┌──
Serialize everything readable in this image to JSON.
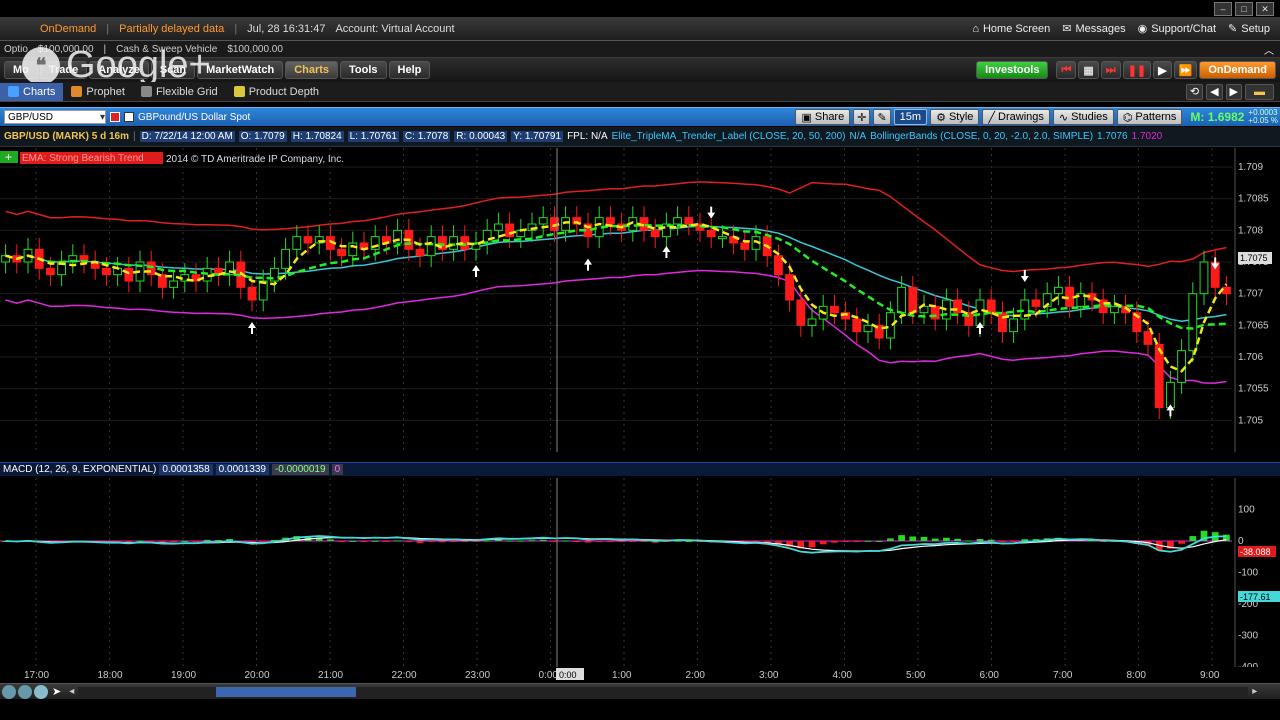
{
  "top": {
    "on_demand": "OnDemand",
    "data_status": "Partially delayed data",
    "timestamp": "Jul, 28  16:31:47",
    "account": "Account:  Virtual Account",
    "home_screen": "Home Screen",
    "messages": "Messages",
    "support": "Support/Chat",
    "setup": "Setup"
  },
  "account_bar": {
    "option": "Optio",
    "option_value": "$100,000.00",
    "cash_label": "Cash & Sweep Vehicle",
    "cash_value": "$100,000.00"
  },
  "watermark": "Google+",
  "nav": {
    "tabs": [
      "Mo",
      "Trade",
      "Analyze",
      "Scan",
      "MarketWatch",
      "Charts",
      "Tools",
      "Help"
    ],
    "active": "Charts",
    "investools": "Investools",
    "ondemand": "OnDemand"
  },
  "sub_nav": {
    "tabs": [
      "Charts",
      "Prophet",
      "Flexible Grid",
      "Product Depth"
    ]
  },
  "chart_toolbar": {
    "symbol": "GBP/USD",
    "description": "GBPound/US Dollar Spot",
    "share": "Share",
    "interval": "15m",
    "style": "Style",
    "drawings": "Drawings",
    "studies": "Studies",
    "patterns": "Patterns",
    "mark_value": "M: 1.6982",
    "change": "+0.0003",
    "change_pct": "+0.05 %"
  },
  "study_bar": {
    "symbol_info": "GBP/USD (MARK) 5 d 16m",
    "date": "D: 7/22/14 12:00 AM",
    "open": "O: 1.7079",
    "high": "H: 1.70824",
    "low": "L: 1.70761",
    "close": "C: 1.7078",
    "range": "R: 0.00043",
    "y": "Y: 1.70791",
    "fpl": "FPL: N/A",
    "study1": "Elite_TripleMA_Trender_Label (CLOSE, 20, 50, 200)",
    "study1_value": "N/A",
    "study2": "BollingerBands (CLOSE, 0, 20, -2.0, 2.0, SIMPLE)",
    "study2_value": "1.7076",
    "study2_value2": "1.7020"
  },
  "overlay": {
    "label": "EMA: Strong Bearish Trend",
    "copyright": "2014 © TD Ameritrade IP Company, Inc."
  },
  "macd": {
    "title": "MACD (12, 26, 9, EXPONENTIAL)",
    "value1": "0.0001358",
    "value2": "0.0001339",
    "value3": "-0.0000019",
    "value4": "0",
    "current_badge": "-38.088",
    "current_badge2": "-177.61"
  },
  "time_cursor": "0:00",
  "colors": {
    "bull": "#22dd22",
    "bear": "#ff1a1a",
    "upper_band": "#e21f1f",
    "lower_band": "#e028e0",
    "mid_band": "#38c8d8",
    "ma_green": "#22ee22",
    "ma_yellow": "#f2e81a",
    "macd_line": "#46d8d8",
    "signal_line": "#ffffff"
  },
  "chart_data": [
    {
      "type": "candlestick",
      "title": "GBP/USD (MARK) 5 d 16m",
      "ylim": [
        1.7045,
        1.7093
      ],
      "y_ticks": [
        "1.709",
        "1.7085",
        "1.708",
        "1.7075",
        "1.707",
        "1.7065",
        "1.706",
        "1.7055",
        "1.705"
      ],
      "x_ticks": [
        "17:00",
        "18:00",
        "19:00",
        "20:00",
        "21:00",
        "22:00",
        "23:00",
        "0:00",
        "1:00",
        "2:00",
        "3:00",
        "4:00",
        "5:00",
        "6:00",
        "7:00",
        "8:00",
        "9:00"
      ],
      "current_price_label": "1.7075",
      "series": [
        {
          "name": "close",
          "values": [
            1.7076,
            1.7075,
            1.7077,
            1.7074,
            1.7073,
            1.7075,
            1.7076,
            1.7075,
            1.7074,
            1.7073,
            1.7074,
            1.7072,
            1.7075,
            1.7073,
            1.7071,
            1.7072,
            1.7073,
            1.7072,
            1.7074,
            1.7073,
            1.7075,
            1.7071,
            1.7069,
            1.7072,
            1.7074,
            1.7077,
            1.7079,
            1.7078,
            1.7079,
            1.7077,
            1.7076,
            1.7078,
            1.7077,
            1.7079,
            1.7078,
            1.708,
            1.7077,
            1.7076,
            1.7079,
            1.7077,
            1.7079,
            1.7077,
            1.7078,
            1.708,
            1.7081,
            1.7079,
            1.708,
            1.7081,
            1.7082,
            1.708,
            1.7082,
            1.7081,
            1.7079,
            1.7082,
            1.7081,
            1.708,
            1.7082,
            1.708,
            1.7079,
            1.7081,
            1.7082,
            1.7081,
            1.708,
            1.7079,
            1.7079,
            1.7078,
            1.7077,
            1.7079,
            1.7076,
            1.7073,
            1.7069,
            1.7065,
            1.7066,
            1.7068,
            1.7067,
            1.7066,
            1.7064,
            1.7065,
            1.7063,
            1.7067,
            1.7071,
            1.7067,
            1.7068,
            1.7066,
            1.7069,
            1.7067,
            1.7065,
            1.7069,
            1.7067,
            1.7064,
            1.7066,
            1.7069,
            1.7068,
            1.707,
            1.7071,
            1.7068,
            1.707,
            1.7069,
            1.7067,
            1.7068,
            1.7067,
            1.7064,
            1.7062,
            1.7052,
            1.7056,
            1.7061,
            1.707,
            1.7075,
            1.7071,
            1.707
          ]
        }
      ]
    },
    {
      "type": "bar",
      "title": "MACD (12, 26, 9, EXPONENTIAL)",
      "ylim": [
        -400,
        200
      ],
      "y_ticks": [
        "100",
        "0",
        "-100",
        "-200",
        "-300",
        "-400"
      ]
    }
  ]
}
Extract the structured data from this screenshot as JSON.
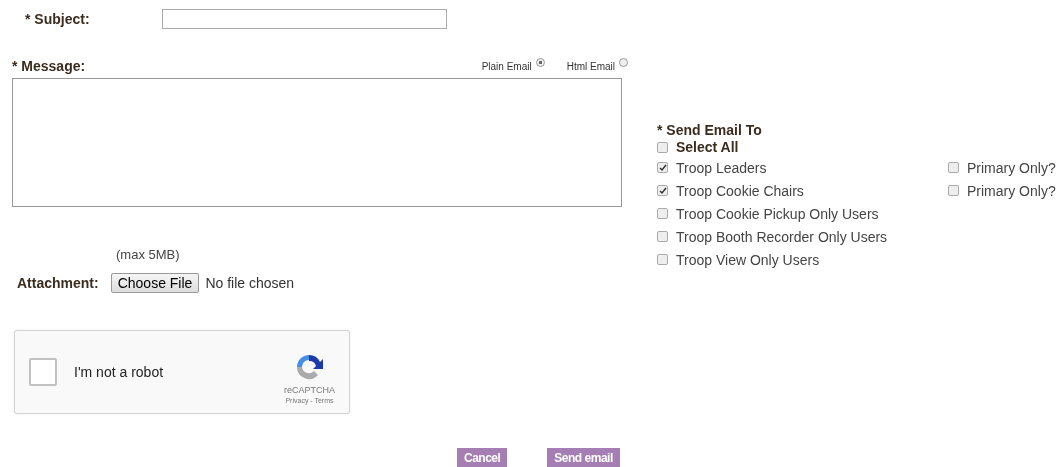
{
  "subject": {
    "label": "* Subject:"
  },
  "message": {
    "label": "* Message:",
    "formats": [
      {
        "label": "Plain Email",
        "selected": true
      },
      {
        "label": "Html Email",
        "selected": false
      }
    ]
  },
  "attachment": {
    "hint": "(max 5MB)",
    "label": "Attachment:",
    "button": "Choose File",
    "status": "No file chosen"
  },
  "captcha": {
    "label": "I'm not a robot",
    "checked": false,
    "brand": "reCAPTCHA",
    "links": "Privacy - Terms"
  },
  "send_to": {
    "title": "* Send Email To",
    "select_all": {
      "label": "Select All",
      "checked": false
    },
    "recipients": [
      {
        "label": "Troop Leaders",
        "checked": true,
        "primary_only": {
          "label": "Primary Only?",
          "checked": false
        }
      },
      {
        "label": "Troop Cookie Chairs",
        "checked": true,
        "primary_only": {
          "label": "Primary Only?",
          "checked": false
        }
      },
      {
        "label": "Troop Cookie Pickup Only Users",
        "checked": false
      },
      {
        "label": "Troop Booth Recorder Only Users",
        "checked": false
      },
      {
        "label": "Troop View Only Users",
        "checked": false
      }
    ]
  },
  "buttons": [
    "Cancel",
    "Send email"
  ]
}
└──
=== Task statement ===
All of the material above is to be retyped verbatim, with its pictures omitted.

=== Response to this exercise ===
Serialize everything readable in this image to JSON.
{
  "top": {
    "on_demand": "OnDemand",
    "data_status": "Partially delayed data",
    "timestamp": "Jul, 28  16:31:47",
    "account": "Account:  Virtual Account",
    "home_screen": "Home Screen",
    "messages": "Messages",
    "support": "Support/Chat",
    "setup": "Setup"
  },
  "account_bar": {
    "option": "Optio",
    "option_value": "$100,000.00",
    "cash_label": "Cash & Sweep Vehicle",
    "cash_value": "$100,000.00"
  },
  "watermark": "Google+",
  "nav": {
    "tabs": [
      "Mo",
      "Trade",
      "Analyze",
      "Scan",
      "MarketWatch",
      "Charts",
      "Tools",
      "Help"
    ],
    "active": "Charts",
    "investools": "Investools",
    "ondemand": "OnDemand"
  },
  "sub_nav": {
    "tabs": [
      "Charts",
      "Prophet",
      "Flexible Grid",
      "Product Depth"
    ]
  },
  "chart_toolbar": {
    "symbol": "GBP/USD",
    "description": "GBPound/US Dollar Spot",
    "share": "Share",
    "interval": "15m",
    "style": "Style",
    "drawings": "Drawings",
    "studies": "Studies",
    "patterns": "Patterns",
    "mark_value": "M: 1.6982",
    "change": "+0.0003",
    "change_pct": "+0.05 %"
  },
  "study_bar": {
    "symbol_info": "GBP/USD (MARK) 5 d 16m",
    "date": "D: 7/22/14 12:00 AM",
    "open": "O: 1.7079",
    "high": "H: 1.70824",
    "low": "L: 1.70761",
    "close": "C: 1.7078",
    "range": "R: 0.00043",
    "y": "Y: 1.70791",
    "fpl": "FPL: N/A",
    "study1": "Elite_TripleMA_Trender_Label (CLOSE, 20, 50, 200)",
    "study1_value": "N/A",
    "study2": "BollingerBands (CLOSE, 0, 20, -2.0, 2.0, SIMPLE)",
    "study2_value": "1.7076",
    "study2_value2": "1.7020"
  },
  "overlay": {
    "label": "EMA: Strong Bearish Trend",
    "copyright": "2014 © TD Ameritrade IP Company, Inc."
  },
  "macd": {
    "title": "MACD (12, 26, 9, EXPONENTIAL)",
    "value1": "0.0001358",
    "value2": "0.0001339",
    "value3": "-0.0000019",
    "value4": "0",
    "current_badge": "-38.088",
    "current_badge2": "-177.61"
  },
  "time_cursor": "0:00",
  "colors": {
    "bull": "#22dd22",
    "bear": "#ff1a1a",
    "upper_band": "#e21f1f",
    "lower_band": "#e028e0",
    "mid_band": "#38c8d8",
    "ma_green": "#22ee22",
    "ma_yellow": "#f2e81a",
    "macd_line": "#46d8d8",
    "signal_line": "#ffffff"
  },
  "chart_data": [
    {
      "type": "candlestick",
      "title": "GBP/USD (MARK) 5 d 16m",
      "ylim": [
        1.7045,
        1.7093
      ],
      "y_ticks": [
        "1.709",
        "1.7085",
        "1.708",
        "1.7075",
        "1.707",
        "1.7065",
        "1.706",
        "1.7055",
        "1.705"
      ],
      "x_ticks": [
        "17:00",
        "18:00",
        "19:00",
        "20:00",
        "21:00",
        "22:00",
        "23:00",
        "0:00",
        "1:00",
        "2:00",
        "3:00",
        "4:00",
        "5:00",
        "6:00",
        "7:00",
        "8:00",
        "9:00"
      ],
      "current_price_label": "1.7075",
      "series": [
        {
          "name": "close",
          "values": [
            1.7076,
            1.7075,
            1.7077,
            1.7074,
            1.7073,
            1.7075,
            1.7076,
            1.7075,
            1.7074,
            1.7073,
            1.7074,
            1.7072,
            1.7075,
            1.7073,
            1.7071,
            1.7072,
            1.7073,
            1.7072,
            1.7074,
            1.7073,
            1.7075,
            1.7071,
            1.7069,
            1.7072,
            1.7074,
            1.7077,
            1.7079,
            1.7078,
            1.7079,
            1.7077,
            1.7076,
            1.7078,
            1.7077,
            1.7079,
            1.7078,
            1.708,
            1.7077,
            1.7076,
            1.7079,
            1.7077,
            1.7079,
            1.7077,
            1.7078,
            1.708,
            1.7081,
            1.7079,
            1.708,
            1.7081,
            1.7082,
            1.708,
            1.7082,
            1.7081,
            1.7079,
            1.7082,
            1.7081,
            1.708,
            1.7082,
            1.708,
            1.7079,
            1.7081,
            1.7082,
            1.7081,
            1.708,
            1.7079,
            1.7079,
            1.7078,
            1.7077,
            1.7079,
            1.7076,
            1.7073,
            1.7069,
            1.7065,
            1.7066,
            1.7068,
            1.7067,
            1.7066,
            1.7064,
            1.7065,
            1.7063,
            1.7067,
            1.7071,
            1.7067,
            1.7068,
            1.7066,
            1.7069,
            1.7067,
            1.7065,
            1.7069,
            1.7067,
            1.7064,
            1.7066,
            1.7069,
            1.7068,
            1.707,
            1.7071,
            1.7068,
            1.707,
            1.7069,
            1.7067,
            1.7068,
            1.7067,
            1.7064,
            1.7062,
            1.7052,
            1.7056,
            1.7061,
            1.707,
            1.7075,
            1.7071,
            1.707
          ]
        }
      ]
    },
    {
      "type": "bar",
      "title": "MACD (12, 26, 9, EXPONENTIAL)",
      "ylim": [
        -400,
        200
      ],
      "y_ticks": [
        "100",
        "0",
        "-100",
        "-200",
        "-300",
        "-400"
      ]
    }
  ]
}
Extract the structured data from this screenshot as JSON.
{
  "subject": {
    "label": "* Subject:"
  },
  "message": {
    "label": "* Message:",
    "formats": [
      {
        "label": "Plain Email",
        "selected": true
      },
      {
        "label": "Html Email",
        "selected": false
      }
    ]
  },
  "attachment": {
    "hint": "(max 5MB)",
    "label": "Attachment:",
    "button": "Choose File",
    "status": "No file chosen"
  },
  "captcha": {
    "label": "I'm not a robot",
    "checked": false,
    "brand": "reCAPTCHA",
    "links": "Privacy - Terms"
  },
  "send_to": {
    "title": "* Send Email To",
    "select_all": {
      "label": "Select All",
      "checked": false
    },
    "recipients": [
      {
        "label": "Troop Leaders",
        "checked": true,
        "primary_only": {
          "label": "Primary Only?",
          "checked": false
        }
      },
      {
        "label": "Troop Cookie Chairs",
        "checked": true,
        "primary_only": {
          "label": "Primary Only?",
          "checked": false
        }
      },
      {
        "label": "Troop Cookie Pickup Only Users",
        "checked": false
      },
      {
        "label": "Troop Booth Recorder Only Users",
        "checked": false
      },
      {
        "label": "Troop View Only Users",
        "checked": false
      }
    ]
  },
  "buttons": [
    "Cancel",
    "Send email"
  ]
}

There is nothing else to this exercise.